Task description: Among the entries below, find all lines that include "triangle" and copy them.

(Website and app data records)
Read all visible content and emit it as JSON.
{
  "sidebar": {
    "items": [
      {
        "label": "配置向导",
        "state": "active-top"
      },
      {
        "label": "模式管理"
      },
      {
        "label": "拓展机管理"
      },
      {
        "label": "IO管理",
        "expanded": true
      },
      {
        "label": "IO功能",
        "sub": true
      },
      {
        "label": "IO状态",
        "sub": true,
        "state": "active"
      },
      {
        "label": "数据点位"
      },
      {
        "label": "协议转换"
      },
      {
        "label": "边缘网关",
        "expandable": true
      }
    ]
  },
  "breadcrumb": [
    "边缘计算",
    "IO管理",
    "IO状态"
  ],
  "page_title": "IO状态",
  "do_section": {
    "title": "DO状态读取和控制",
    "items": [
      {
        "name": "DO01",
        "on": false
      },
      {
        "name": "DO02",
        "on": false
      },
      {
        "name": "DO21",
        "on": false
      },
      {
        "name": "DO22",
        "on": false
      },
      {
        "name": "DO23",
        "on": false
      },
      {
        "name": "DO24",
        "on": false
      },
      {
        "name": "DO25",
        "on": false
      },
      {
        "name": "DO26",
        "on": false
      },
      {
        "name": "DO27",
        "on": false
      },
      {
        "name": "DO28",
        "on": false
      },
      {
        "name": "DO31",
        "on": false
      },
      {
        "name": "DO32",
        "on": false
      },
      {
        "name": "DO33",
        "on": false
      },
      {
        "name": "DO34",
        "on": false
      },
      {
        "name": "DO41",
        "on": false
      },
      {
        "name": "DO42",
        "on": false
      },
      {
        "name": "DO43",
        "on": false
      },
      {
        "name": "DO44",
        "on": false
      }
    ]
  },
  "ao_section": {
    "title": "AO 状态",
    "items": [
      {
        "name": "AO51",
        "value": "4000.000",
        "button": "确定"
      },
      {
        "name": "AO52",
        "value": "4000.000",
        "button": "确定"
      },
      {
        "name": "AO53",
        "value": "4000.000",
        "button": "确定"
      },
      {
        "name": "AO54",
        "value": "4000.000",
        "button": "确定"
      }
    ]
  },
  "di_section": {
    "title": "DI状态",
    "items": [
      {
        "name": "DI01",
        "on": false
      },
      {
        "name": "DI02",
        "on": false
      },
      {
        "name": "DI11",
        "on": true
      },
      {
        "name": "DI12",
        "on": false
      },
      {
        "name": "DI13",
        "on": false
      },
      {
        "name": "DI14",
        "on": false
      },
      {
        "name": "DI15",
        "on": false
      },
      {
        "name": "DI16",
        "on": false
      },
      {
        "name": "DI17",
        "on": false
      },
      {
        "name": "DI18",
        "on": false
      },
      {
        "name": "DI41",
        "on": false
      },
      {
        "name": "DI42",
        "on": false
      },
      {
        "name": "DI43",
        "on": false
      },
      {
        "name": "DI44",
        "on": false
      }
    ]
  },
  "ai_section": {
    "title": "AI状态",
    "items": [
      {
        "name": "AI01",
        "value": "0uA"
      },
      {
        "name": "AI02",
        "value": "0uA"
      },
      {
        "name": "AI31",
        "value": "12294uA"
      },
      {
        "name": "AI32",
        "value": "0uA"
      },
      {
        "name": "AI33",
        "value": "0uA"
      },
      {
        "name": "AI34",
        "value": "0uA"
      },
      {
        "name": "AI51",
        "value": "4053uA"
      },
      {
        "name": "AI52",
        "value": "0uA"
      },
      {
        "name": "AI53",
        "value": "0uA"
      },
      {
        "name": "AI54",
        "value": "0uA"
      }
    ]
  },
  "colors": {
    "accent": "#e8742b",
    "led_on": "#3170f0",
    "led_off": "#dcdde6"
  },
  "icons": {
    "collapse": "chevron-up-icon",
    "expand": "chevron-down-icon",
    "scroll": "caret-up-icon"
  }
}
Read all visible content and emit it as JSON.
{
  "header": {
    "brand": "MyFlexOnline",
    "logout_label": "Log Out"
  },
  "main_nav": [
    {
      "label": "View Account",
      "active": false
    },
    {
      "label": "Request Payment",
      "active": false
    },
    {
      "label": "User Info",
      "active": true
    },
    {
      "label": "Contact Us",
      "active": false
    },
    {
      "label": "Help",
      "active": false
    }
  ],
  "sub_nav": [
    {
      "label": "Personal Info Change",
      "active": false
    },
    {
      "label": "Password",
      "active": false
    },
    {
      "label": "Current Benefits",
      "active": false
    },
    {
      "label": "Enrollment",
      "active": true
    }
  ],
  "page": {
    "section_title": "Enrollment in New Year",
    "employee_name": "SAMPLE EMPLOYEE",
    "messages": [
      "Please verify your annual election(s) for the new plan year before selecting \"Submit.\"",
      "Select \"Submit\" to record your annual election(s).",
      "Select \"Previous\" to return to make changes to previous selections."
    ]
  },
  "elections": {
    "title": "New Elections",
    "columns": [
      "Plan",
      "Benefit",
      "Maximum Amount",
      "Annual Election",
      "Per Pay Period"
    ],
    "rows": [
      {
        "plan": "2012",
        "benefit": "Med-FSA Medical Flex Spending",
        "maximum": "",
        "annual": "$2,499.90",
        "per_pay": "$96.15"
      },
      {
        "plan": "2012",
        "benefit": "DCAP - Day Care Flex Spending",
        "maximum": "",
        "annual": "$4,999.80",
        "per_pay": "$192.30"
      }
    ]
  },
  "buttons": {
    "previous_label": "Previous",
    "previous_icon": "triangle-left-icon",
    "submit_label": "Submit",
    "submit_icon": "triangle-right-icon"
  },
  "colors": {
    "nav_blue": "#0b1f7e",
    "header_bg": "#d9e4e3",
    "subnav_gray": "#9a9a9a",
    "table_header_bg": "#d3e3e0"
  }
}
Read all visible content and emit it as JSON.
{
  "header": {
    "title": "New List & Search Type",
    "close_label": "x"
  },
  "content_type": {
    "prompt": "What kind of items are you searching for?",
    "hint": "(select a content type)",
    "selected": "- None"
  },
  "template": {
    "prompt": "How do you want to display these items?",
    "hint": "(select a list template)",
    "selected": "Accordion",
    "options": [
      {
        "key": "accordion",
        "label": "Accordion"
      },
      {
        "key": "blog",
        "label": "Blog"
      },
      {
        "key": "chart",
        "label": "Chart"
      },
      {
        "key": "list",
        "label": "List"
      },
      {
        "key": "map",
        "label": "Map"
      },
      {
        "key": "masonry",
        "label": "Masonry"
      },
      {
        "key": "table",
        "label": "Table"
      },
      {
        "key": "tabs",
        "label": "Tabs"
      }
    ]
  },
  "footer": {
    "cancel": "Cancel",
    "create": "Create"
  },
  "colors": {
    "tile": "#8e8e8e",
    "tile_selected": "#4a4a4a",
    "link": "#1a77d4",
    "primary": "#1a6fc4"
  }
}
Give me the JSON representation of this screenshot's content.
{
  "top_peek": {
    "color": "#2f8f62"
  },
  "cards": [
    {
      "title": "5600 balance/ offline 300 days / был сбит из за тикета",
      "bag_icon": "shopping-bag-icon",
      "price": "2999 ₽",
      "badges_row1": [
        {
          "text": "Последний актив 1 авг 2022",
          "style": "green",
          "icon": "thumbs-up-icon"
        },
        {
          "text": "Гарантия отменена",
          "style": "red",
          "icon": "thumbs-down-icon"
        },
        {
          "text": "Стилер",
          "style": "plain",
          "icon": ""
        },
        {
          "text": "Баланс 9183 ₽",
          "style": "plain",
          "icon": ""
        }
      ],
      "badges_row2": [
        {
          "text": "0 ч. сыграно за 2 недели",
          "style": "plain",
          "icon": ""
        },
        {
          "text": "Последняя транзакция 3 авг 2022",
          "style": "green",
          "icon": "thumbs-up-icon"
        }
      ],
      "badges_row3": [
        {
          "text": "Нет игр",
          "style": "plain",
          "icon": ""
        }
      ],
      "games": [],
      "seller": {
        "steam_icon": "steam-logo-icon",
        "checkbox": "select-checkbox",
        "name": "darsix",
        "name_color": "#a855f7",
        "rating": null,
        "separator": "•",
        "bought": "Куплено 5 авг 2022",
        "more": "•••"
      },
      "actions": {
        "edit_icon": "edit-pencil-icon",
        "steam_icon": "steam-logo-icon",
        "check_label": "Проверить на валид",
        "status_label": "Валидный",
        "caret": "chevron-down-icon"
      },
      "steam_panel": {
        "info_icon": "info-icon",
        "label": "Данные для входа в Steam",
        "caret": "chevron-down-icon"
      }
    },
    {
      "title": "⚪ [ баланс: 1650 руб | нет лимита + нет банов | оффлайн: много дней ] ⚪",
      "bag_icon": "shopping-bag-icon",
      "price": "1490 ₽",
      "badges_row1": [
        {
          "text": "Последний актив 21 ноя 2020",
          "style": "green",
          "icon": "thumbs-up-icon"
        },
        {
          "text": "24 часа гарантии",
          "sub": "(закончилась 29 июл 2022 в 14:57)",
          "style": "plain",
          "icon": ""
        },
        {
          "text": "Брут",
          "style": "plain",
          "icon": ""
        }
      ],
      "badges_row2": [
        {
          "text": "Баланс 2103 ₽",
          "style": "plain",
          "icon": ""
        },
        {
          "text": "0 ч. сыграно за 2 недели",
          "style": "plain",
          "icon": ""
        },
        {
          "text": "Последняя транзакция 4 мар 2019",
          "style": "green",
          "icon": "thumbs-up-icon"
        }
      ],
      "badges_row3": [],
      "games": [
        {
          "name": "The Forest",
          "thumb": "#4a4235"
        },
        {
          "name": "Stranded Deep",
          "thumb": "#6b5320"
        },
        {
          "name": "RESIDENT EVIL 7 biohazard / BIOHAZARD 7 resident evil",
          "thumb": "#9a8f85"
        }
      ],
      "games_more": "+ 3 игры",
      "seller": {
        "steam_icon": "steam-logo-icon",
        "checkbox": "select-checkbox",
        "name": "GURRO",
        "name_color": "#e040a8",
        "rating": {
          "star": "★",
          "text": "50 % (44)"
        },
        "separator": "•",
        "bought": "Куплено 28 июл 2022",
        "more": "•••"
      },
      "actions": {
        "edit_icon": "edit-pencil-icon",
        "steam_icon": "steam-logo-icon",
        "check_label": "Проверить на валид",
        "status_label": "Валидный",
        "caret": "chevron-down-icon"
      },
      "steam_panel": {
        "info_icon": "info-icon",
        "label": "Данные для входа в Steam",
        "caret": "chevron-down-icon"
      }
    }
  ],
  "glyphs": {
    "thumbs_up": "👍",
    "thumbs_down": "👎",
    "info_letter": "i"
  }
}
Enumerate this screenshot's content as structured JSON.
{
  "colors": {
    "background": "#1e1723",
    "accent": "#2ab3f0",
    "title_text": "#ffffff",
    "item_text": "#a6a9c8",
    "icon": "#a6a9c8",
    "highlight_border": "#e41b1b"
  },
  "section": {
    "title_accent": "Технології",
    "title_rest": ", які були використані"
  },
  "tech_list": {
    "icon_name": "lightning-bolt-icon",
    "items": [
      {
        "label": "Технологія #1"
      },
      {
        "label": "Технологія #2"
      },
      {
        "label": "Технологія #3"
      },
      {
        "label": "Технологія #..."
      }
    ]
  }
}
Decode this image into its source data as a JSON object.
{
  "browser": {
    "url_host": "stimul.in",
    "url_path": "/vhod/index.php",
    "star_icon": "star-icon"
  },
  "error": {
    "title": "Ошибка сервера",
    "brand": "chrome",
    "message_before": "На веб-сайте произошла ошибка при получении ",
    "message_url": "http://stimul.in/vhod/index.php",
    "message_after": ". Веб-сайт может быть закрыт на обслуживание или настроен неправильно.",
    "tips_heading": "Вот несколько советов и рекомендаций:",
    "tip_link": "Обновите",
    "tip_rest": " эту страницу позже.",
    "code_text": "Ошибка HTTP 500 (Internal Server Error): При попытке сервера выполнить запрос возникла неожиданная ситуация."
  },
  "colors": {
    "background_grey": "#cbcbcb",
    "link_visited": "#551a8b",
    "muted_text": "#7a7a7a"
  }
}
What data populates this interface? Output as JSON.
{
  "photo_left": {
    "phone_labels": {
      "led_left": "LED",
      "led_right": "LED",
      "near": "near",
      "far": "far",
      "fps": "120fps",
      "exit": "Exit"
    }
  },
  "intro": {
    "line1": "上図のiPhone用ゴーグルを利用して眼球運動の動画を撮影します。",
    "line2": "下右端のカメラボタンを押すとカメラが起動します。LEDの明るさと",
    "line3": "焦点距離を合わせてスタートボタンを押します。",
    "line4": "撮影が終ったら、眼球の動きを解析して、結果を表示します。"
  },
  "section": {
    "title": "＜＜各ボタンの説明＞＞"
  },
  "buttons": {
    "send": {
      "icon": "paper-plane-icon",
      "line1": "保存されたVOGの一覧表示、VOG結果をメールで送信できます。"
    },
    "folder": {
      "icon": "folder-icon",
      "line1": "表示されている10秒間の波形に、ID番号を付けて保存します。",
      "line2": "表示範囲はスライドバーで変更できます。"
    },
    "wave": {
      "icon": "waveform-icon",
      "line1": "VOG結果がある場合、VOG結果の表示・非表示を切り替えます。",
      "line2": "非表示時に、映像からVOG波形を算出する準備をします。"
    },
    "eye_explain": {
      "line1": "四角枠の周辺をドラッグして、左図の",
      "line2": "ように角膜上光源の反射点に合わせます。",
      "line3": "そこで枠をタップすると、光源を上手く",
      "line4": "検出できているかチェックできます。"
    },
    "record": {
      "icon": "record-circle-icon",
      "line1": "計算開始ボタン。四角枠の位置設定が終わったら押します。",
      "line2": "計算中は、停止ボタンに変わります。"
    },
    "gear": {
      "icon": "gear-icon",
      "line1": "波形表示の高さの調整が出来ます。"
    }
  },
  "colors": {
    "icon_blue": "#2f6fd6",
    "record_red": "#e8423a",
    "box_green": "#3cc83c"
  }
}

Response to the exercise:
    "previous_icon": "triangle-left-icon",
    "submit_icon": "triangle-right-icon"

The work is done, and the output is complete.